Obama is never going to lift a prayer mat to help Michael Behenna, but Mitt Romney might. Romney must be urged to act and right this godawful miscarriage of justice. Behenna is a hero; he shot a known al-qaeda killer. We are all safer because Lt Michael Behenna fought for us. Here is part of the statement issued by Michael Behenna's family and supporters:
On July 5th, 2012, we learned that the majority on the Court of Appeals for the Armed Forces (CAAF), in a 3-2 split, upheld the unpremeditated murder conviction of our son 1LT Michael Behenna. Needless to say, we are very disappointed in the decision of the CAAF.
The CAAF had accepted two issues in Michael’s case (1) the improper self-defense instruction, and (2) Governments failure to disclose exculpatory evidence to the defense, ie. MacDonell’s expert opinion. We know from reading the 2 dissenting judges opinion that the arguments by Michael’s lawyers were very compelling. In fact, the entire court agreed that the self-defense instruction was erroneous. However, the majority court ruled Michael used deadly force by threatening the terrorist with a gun and had no right to self-defense in his given situation – a fact strongly disputed by the dissenting judges – so the majority ruled the self-defense instruction written by trial judge Steven Dixon, even though incorrect, did not prejudice Michael’s defense. The entire court agreed the expert opinion of Dr. MacDonell should have been turned over to the defense, but the majority dismissed the potential Brady violation as irrelevant to Michael’s defense, as MacDonell’s opinion only strengthened Michael’s version that he was attacked, but Michael had no right to defend himself.
The CAAF basically ruled that Michael made a mistake by taking the terrorist to a culvert for an unauthorized interrogation and in the process gave up any right to defend himself no matter what happened in the culvert (note that no police officer in America loses their right to defend themselves in similar situations.) If you recall, the military prosecutors originally prosecuted Michael for executing the terrorist in the culvert, and no evidence or even any mention of Michael losing his right to self-defense was presented to the jury (panel). Michael had no opportunity to present a defense to an allegation of loss of right of self-defense, because that was never the theory presented by the prosecutors. As stated in the dissenting opinion, “was it murder, or was it self-defense.”
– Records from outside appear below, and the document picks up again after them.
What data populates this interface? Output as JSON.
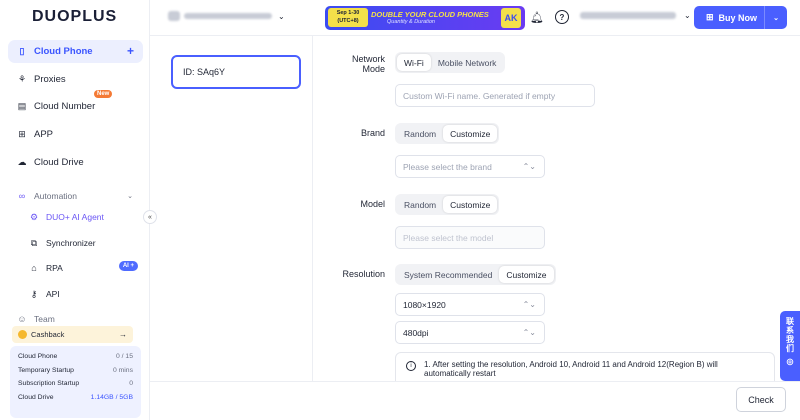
{
  "brand": {
    "logo_text": "DUOPLUS"
  },
  "sidebar": {
    "items": [
      {
        "label": "Cloud Phone",
        "icon": "phone-icon"
      },
      {
        "label": "Proxies",
        "icon": "proxy-icon"
      },
      {
        "label": "Cloud Number",
        "icon": "number-icon",
        "badge": "New"
      },
      {
        "label": "APP",
        "icon": "grid-icon"
      },
      {
        "label": "Cloud Drive",
        "icon": "cloud-icon"
      }
    ],
    "automation": {
      "label": "Automation",
      "items": [
        {
          "label": "DUO+ AI Agent"
        },
        {
          "label": "Synchronizer"
        },
        {
          "label": "RPA",
          "badge": "AI +"
        },
        {
          "label": "API"
        }
      ]
    },
    "team_label": "Team",
    "cashback": "Cashback",
    "usage": [
      {
        "label": "Cloud Phone",
        "value": "0 / 15"
      },
      {
        "label": "Temporary Startup",
        "value": "0 mins"
      },
      {
        "label": "Subscription Startup",
        "value": "0"
      },
      {
        "label": "Cloud Drive",
        "value": "1.14GB / 5GB"
      }
    ]
  },
  "header": {
    "banner": {
      "date": "Sep 1-30",
      "date_sub": "(UTC+8)",
      "title": "DOUBLE YOUR CLOUD PHONES",
      "sub": "Quantity & Duration",
      "badge": "AK"
    },
    "buy_label": "Buy Now"
  },
  "device": {
    "id_label": "ID: SAq6Y"
  },
  "form": {
    "network_mode": {
      "label_line1": "Network",
      "label_line2": "Mode",
      "options": [
        "Wi-Fi",
        "Mobile Network"
      ],
      "selected": 0,
      "placeholder": "Custom Wi-Fi name. Generated if empty"
    },
    "brand": {
      "label": "Brand",
      "options": [
        "Random",
        "Customize"
      ],
      "selected": 1,
      "placeholder": "Please select the brand"
    },
    "model": {
      "label": "Model",
      "options": [
        "Random",
        "Customize"
      ],
      "selected": 1,
      "placeholder": "Please select the model"
    },
    "resolution": {
      "label": "Resolution",
      "options": [
        "System Recommended",
        "Customize"
      ],
      "selected": 1,
      "size": "1080×1920",
      "dpi": "480dpi"
    },
    "note": "1. After setting the resolution, Android 10, Android 11 and Android 12(Region B) will automatically restart"
  },
  "footer": {
    "check_label": "Check"
  },
  "contact": {
    "chars": [
      "联",
      "系",
      "我",
      "们"
    ]
  }
}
Obviously we were one vote away from having Michael back home with us, and the dissenting CAAF judges widely diverged from the majority, which gives us hope that perhaps Michael’s legal battle is not over. Michael remains in prison today for a mistake he made in a combat zone while facing a terrorist who had killed at least two American soldiers and for whom the military had issued a kill/capture order. The court did not believe that Michael executed Mansur as originally charged and for which he was convicted. We will continue to pursue all legal avenues including the Supreme Court, and in search of relief for Michael, we will also contact officials who can understand the perspective of what Soldier’s encounter in a war zone and how dealing with terrorists cannot be equated to a drug deal gone bad in America.
Michael and our entire family want to thank all of those supporters who have taken their valuable time and effort to help Michael’s cause and we know that your continued support will lead to Michael’s ultimate release. We will begin a campaign to contact President Obama and presidential candidate Mitt Romney to take notice of Michael’s case and request they use their influence to pardon Michael or reduce his sentence. The people’s voice must be heard in a case where a Soldier faced his enemy in a war zone. Although Michael has told us he was disappointed in the ruling, he remains a man of integrity and character, and will not be broken by this latest setback. He said that when he walks through the doors of Ft. Leavenworth military prison to freedom he will be a much wiser man than when he first went in.